### PROBLEM REQUIREMENTS:
Search the records below for the string "this" and report only the number of lines that contain it.

### INFORMATION:
○ ○ ○ ○ ○ ○ ○

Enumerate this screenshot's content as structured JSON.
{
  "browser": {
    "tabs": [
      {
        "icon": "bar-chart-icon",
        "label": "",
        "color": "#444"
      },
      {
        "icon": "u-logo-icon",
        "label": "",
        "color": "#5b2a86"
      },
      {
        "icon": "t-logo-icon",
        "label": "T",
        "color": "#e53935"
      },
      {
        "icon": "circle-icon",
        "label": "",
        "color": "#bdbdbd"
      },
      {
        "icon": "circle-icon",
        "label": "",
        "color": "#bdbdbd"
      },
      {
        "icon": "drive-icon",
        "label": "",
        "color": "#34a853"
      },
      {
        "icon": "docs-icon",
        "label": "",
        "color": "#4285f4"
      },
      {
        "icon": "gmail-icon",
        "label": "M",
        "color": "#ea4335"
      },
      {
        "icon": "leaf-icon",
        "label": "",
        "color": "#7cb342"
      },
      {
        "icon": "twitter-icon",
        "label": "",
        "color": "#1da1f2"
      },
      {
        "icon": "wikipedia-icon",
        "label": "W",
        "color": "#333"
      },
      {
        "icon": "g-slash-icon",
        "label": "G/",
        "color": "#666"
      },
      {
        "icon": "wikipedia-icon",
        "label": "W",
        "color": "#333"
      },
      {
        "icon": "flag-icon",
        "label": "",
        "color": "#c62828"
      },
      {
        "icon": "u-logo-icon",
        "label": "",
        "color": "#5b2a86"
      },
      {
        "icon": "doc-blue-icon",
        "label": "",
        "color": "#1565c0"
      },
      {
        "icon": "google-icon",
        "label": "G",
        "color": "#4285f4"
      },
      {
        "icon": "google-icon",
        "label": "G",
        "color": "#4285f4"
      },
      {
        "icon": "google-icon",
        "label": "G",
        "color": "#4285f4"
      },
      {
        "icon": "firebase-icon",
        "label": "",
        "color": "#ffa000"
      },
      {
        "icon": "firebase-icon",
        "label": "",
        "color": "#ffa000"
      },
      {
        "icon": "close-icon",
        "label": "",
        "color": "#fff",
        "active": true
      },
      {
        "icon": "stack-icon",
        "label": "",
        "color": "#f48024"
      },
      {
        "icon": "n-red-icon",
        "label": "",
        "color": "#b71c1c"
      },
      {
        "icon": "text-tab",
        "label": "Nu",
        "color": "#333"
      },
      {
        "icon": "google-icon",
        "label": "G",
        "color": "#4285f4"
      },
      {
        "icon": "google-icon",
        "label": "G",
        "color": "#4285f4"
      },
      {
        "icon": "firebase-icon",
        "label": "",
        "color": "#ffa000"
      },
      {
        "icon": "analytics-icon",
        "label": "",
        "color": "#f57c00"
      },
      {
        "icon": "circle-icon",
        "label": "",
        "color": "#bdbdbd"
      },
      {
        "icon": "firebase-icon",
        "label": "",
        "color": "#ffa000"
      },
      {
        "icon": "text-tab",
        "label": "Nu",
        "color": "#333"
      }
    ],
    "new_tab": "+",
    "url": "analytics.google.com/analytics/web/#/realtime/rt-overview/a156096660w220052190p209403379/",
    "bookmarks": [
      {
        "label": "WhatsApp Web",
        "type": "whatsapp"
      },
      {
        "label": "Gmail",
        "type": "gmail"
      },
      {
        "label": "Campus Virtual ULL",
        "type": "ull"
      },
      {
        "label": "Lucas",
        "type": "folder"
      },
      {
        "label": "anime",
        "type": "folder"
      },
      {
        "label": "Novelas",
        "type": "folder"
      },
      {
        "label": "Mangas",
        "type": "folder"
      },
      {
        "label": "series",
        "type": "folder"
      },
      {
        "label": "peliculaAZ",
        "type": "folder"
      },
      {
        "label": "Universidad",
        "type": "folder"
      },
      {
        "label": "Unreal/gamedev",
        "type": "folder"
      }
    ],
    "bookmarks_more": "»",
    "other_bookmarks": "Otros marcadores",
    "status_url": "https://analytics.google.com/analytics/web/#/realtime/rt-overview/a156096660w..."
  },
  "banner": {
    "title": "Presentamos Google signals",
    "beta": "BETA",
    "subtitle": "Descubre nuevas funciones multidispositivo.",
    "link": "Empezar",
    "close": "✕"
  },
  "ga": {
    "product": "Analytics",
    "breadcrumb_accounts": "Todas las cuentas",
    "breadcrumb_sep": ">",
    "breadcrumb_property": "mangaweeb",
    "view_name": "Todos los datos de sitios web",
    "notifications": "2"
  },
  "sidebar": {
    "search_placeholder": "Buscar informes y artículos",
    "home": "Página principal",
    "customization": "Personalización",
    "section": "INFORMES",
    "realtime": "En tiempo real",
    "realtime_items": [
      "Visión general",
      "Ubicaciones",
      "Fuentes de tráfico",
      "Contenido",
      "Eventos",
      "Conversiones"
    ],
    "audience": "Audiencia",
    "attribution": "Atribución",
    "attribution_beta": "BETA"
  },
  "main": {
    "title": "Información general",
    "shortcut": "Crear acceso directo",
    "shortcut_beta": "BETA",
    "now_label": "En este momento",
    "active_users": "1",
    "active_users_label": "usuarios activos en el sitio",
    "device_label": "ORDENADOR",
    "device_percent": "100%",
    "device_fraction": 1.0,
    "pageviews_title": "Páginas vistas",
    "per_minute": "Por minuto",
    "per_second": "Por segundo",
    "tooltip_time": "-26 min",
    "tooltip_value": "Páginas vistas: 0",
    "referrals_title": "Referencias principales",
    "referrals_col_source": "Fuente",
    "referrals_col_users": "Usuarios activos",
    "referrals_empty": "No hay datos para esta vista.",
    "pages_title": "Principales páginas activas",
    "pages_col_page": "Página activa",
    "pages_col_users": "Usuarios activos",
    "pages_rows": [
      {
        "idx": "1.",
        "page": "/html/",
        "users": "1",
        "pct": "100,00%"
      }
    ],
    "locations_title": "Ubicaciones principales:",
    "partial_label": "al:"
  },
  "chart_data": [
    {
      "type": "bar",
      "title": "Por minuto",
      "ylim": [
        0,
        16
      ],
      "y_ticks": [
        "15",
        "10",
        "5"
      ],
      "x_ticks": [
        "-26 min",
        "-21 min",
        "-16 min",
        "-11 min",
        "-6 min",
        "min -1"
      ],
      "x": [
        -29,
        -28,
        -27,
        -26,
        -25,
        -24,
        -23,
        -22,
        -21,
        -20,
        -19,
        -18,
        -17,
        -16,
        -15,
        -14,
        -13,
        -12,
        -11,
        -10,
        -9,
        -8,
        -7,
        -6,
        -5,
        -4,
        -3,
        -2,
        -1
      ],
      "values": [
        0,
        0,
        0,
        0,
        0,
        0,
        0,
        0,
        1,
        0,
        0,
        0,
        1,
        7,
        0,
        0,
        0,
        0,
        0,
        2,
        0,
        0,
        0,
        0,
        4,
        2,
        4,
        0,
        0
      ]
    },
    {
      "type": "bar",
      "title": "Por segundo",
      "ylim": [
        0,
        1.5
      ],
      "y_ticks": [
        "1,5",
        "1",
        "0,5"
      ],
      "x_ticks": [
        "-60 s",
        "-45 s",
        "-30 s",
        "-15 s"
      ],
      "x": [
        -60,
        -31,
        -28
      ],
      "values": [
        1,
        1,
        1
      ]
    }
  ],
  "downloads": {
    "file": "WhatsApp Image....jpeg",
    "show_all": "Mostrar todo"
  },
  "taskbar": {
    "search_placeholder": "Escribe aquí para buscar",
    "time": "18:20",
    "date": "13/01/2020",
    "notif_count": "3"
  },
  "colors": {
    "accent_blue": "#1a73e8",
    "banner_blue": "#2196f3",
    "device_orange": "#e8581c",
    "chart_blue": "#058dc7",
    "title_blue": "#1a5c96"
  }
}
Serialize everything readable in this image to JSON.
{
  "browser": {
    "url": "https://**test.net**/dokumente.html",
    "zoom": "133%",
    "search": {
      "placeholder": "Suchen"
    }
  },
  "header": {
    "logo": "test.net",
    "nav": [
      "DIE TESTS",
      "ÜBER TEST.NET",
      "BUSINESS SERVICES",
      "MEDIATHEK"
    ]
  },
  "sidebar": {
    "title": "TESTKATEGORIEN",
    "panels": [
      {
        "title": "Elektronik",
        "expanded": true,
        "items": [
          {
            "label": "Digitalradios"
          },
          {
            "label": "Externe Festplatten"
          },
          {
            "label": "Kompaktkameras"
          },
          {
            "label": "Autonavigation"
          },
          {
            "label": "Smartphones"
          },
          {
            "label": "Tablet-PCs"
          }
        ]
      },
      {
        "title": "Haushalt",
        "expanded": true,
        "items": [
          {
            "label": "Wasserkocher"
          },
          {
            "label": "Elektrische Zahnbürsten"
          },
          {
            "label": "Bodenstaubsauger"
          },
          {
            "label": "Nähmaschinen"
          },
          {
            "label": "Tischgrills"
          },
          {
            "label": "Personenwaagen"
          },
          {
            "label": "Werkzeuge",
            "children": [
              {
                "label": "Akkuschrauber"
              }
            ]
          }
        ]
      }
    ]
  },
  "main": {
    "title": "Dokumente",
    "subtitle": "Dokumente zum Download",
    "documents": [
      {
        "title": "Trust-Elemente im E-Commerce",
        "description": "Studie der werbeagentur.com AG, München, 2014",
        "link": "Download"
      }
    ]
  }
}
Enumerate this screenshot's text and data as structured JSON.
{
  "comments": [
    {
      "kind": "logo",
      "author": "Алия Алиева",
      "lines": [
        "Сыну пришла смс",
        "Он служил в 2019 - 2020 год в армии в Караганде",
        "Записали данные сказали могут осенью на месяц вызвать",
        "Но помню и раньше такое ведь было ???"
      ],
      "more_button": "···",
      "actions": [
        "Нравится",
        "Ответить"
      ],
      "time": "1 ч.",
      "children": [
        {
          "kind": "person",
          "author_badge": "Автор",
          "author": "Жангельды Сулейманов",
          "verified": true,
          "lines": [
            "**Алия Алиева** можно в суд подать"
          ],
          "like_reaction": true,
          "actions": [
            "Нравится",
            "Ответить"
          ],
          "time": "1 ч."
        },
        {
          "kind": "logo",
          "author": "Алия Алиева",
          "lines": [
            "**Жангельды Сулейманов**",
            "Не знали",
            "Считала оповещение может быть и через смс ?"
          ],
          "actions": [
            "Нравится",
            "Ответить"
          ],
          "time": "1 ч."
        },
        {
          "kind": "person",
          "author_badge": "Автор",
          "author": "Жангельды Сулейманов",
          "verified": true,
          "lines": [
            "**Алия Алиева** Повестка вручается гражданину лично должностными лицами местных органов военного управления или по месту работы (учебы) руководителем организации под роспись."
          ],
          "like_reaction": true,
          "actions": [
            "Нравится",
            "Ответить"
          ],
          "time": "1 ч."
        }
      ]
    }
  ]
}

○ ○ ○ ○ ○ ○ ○

### OUTPUT BELOW:
3